By Colin Hills, Director of Youth Ministries
The commitment to take a group of youth on pilgrimage halfway around the world is not a small one. It involves significant dedication of time and resources from multiple individuals and ministries within Transfiguration; each trip costs a little over three times the annual budget for Youth Ministries. We spend a year in preparation: getting to know each other, becoming familiar with the spiritual practices inherent in pilgrimage, and fundraising like mad. All this we do for a single, ten-day trip to Scotland.
That begs the question: Why? What is it about the pilgrimage that makes it worth all the effort? It is a fair question, and one that requires a complex answer. Pilgrimage is one of the oldest and most common acts of spiritual devotion in the world. It harkens from the days when one had to travel a great distance on foot or horseback to experience the center of their religious world. The notion of pilgrimage drips with meaning: a long, arduous journey undertaken with only the bare necessities. A pursuit of the divine. A time spent in prayer and fellowship with other believers.

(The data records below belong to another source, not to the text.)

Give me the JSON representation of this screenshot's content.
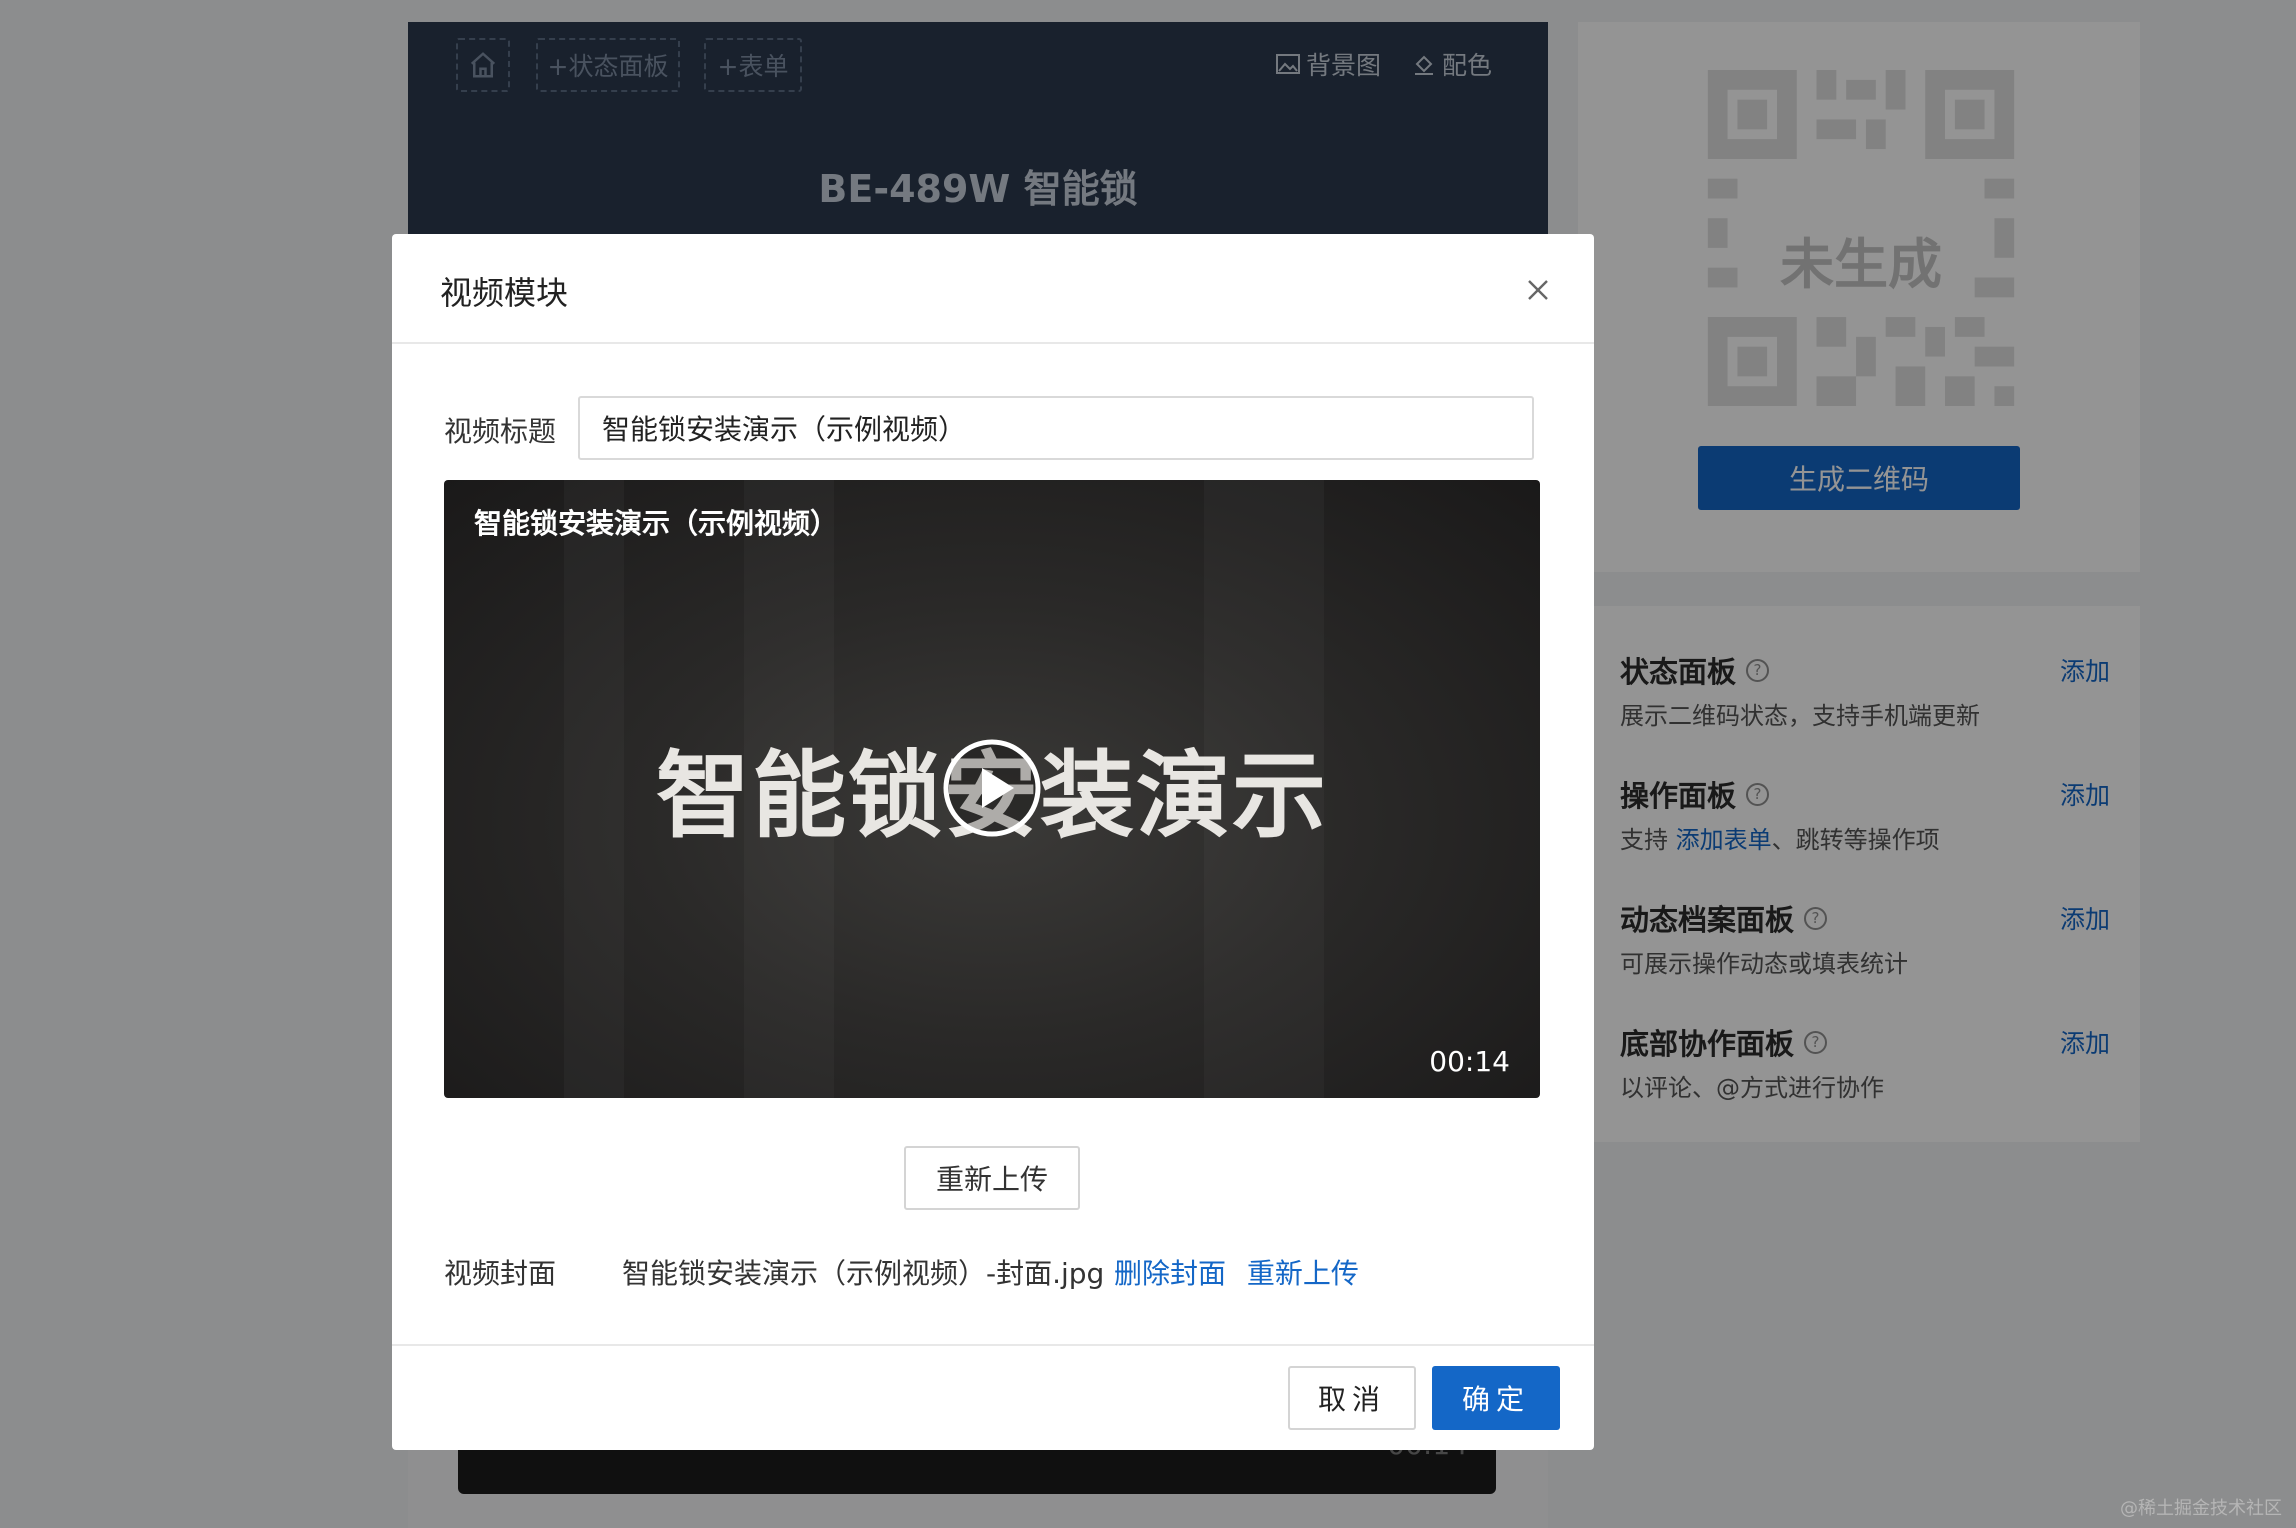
{
  "editor": {
    "toolbar": {
      "home_icon": "home-icon",
      "add_status_panel": "+状态面板",
      "add_form": "+表单",
      "background_image": "背景图",
      "color_scheme": "配色"
    },
    "page_title": "BE-489W 智能锁",
    "bottom_video_time": "00:14"
  },
  "qr": {
    "placeholder_label": "未生成",
    "generate_button": "生成二维码"
  },
  "panels": [
    {
      "title": "状态面板",
      "desc": "展示二维码状态，支持手机端更新",
      "add": "添加"
    },
    {
      "title": "操作面板",
      "desc_prefix": "支持 ",
      "desc_link": "添加表单",
      "desc_suffix": "、跳转等操作项",
      "add": "添加"
    },
    {
      "title": "动态档案面板",
      "desc": "可展示操作动态或填表统计",
      "add": "添加"
    },
    {
      "title": "底部协作面板",
      "desc": "以评论、@方式进行协作",
      "add": "添加"
    }
  ],
  "modal": {
    "title": "视频模块",
    "video_title_label": "视频标题",
    "video_title_value": "智能锁安装演示（示例视频）",
    "video": {
      "overlay_title": "智能锁安装演示（示例视频）",
      "caption": "智能锁安装演示",
      "duration": "00:14"
    },
    "reupload_button": "重新上传",
    "cover": {
      "label": "视频封面",
      "filename": "智能锁安装演示（示例视频）-封面.jpg",
      "delete_link": "删除封面",
      "reupload_link": "重新上传"
    },
    "cancel_button": "取消",
    "ok_button": "确定"
  },
  "watermark": "@稀土掘金技术社区",
  "colors": {
    "primary": "#1467c7",
    "header_bg": "#2c3a4e"
  }
}
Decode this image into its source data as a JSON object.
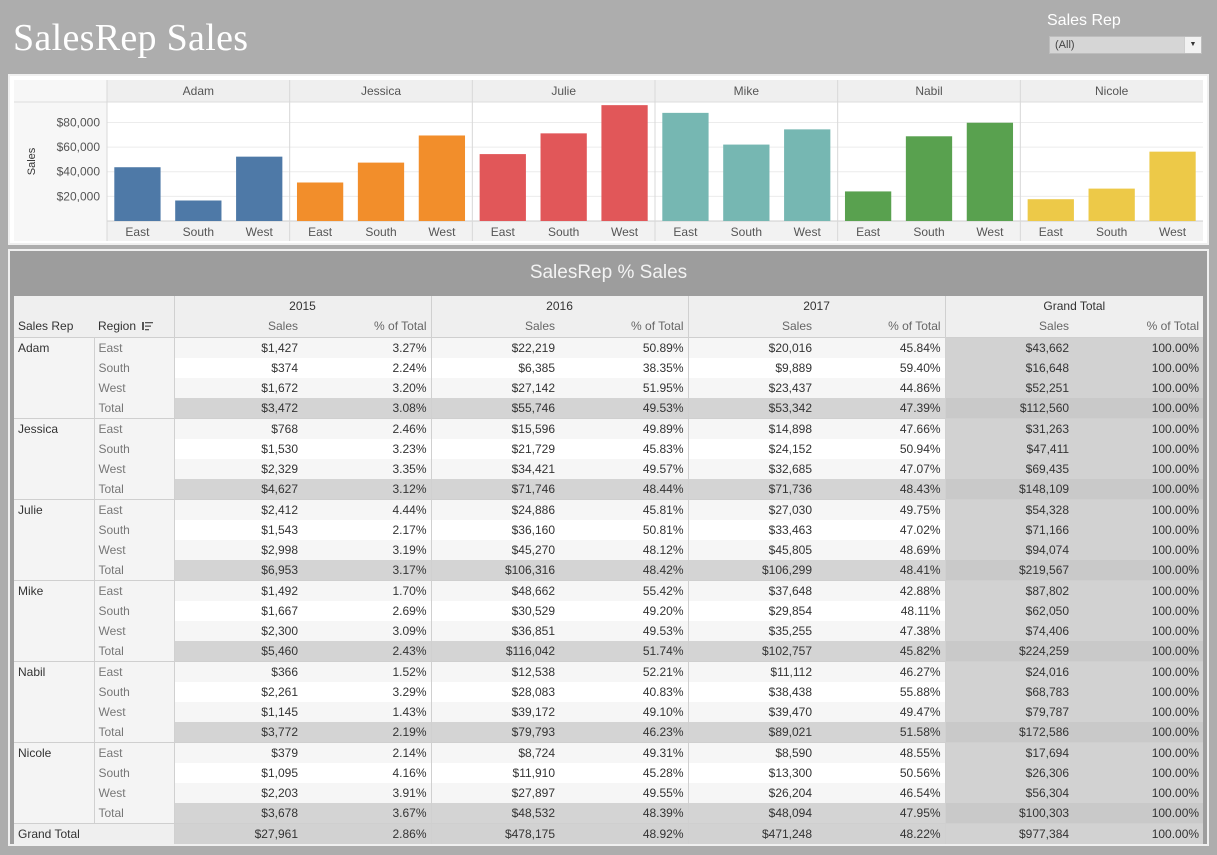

We see the trappings of pilgrimage all around us in our lives. We make a short journey every week to church. We walk up the aisle, flanked by the stations of the cross, to receive communion and back to the pew just as we prepare to re-enter the world. Each week, we tread upon a labyrinth designed for the express purpose of walking meditation. Yet, despite being surrounded by these and so many other hallmarks of a spiritually devoted journey, we often forget or ignore them. We often become so enraptured with our lives – hitting our next professional goal, paying that one nagging bill, completing that assignment – that the significance of those smaller, more common opportunities for pilgrimage become lost.
Occasionally, we have to remove ourselves from our usual context in order to shed distraction and focus on the things we’ve been missing. Most commonly, we call that retreat, and we might take a couple of nights, or a long weekend to give it a go. However, in the span of three days, we might get just a few hours of truly devotional time. Our first day, we work to let go of our daily lives. Our first night, we might not sleep well out of our own beds. Our second morning, we must prepare for the day ahead; we’re still getting used to this new place. Our second night, we still have not quite acclimated to the accommodations, and might begin thinking about the next day. Our third day, we begin to pack up and reorient ourselves to the lives we are about to re-enter. So, we are lucky to have a single afternoon and evening during which we can truly focus on God.
That short time is often all we can manage. After all, vacation time is limited, and our schedules are full. However, for our youth, we are able to create an opportunity to expand that time of focus from one day to eight. They may only get such an opportunity once in their lives, so we work hard to make it accessible to all of them. We travel to a far away place to make it as easy as possible to avoid reminders of our normal lives. We travel to a place that is new, but familiar enough to be comfortable to first-time travelers. We travel to Scotland because the Episcopal Church has ties there dating back to before American independence, and Scotland is home to a great many “thin places.” And finally, we travel to Iona.
Iona is home to an Abbey founded by St. Columba, a highly regarded monk and evangelist. Since 563 CE, the Iona Abbey has been repeatedly sacked, raided, and razed to the ground, and manages to survive to this day. In its current state, the Abbey is home to an ecumenical community of Christians from around the world, and the rest of Iona is home to a number of farmers and shepherds. The story of the Iona Abbey is one of a centuries long pilgrimage. It has fought to survive these many years as an epicenter for faith and a waystation for wanderers like us. A path known as the Pilgrim’s Path encircles the island. At its southern tip, there sits a large cairn in Columba’s Bay, a testament to the pilgrims that have come before us. To place a stone upon that cairn is to join the legacy of Columba and his followers. To sit atop Dun I, the mountain in the center of Iona, is to remove oneself from the world and come to know God in a more intimate way. That is why we do pilgrimage.